**WHAT IS BEING ASKED**
Copy each line of the records that holds the string "JSON".

**PROVIDED MATERIAL**
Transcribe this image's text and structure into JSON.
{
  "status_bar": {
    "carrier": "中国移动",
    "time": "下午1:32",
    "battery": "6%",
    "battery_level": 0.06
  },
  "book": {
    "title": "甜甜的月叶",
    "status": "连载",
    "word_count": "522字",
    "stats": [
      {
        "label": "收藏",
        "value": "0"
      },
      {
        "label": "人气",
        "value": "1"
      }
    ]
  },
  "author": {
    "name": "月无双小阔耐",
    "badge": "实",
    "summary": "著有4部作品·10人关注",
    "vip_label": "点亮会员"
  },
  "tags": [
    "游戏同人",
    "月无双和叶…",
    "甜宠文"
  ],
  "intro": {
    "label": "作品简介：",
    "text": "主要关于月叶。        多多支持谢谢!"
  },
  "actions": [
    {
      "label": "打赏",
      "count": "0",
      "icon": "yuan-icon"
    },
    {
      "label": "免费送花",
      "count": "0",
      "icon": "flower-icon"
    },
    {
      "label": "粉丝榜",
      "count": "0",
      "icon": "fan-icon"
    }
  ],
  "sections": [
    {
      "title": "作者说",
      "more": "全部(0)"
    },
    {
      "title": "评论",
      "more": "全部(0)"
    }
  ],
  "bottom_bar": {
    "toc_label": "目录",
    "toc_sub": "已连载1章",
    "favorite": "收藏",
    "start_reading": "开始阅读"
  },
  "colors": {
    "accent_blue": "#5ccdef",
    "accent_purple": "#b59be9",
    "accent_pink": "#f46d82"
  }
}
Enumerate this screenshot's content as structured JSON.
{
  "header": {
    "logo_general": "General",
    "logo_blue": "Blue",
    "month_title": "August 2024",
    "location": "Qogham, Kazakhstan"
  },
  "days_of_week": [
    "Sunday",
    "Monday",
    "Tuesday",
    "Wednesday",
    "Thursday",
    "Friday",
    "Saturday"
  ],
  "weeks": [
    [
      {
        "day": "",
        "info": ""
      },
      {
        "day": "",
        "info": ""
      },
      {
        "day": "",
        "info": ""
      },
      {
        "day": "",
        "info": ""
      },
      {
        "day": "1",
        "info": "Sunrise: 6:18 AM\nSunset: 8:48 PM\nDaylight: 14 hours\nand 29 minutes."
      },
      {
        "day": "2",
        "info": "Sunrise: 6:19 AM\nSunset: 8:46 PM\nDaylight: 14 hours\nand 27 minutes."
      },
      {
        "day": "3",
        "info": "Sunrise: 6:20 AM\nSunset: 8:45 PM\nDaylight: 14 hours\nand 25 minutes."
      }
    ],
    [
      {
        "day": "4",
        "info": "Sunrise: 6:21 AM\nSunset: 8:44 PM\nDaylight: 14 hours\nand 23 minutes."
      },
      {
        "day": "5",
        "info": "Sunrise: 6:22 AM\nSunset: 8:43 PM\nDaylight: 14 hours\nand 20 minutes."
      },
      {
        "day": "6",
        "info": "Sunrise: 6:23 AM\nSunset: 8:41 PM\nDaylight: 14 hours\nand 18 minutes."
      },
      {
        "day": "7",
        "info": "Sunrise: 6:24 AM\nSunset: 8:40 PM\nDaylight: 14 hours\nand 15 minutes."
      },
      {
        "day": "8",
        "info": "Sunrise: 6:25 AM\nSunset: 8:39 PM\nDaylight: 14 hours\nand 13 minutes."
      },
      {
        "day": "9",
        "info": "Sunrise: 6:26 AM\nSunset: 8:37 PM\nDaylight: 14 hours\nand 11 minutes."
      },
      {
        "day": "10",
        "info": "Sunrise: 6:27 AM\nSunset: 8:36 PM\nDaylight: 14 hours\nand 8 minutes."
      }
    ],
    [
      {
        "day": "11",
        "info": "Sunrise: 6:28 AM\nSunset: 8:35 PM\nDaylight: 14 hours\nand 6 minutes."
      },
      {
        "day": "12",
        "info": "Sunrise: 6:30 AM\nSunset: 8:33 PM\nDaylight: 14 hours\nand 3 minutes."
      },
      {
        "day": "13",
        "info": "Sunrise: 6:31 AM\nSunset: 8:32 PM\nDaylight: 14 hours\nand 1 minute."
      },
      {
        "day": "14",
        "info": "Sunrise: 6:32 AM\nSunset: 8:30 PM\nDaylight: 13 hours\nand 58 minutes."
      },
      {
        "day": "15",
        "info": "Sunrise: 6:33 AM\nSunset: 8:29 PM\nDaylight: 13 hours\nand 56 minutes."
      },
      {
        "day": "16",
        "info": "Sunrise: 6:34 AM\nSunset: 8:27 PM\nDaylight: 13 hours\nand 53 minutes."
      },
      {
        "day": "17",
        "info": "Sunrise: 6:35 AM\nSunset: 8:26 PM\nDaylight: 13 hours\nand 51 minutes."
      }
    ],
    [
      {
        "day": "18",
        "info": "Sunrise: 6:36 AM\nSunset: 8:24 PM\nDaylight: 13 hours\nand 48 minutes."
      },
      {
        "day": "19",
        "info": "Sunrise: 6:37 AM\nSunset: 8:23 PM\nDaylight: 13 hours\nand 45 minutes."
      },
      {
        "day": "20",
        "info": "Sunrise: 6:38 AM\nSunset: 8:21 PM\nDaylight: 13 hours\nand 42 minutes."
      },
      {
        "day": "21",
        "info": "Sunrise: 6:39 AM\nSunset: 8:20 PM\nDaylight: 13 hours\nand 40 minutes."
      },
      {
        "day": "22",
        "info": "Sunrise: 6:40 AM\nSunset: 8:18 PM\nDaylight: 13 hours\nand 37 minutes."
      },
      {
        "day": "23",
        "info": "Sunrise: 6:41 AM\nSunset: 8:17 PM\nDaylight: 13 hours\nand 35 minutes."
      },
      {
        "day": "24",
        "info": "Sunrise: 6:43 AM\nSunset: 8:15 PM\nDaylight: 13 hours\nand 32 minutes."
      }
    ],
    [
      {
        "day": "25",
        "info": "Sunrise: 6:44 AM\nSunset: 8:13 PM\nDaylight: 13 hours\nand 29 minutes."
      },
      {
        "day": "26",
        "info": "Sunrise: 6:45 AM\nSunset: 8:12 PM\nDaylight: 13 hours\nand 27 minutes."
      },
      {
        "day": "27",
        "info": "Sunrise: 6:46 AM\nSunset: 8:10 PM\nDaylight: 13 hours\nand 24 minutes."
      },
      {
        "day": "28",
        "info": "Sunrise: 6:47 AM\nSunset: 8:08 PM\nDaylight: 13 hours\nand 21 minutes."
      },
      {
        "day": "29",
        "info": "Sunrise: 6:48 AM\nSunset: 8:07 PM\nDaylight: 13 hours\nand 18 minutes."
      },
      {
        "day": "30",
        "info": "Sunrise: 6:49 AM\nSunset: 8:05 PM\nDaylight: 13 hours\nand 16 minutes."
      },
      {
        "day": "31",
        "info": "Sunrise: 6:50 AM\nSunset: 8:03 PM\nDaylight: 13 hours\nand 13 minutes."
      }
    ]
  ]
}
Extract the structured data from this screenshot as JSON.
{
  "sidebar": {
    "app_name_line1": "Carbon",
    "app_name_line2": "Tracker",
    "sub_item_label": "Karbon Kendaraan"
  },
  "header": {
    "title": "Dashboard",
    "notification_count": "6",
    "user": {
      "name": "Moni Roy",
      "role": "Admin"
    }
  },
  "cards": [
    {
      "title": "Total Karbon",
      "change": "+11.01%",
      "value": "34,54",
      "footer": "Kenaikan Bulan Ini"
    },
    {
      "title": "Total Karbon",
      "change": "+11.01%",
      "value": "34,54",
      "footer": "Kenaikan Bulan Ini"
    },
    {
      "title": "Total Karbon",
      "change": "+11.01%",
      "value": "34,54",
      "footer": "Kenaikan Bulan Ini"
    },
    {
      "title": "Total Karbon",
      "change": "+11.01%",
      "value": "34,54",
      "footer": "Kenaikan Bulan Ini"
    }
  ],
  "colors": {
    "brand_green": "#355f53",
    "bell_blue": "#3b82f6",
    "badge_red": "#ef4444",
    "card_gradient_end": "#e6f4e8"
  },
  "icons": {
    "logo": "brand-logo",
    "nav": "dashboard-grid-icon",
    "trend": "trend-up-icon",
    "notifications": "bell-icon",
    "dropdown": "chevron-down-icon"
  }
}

**YOUR SOLUTION**
Transcribe this image's text and structure into JSON.
Enumerate this screenshot's content as structured JSON.
Extract the structured data from this screenshot as JSON.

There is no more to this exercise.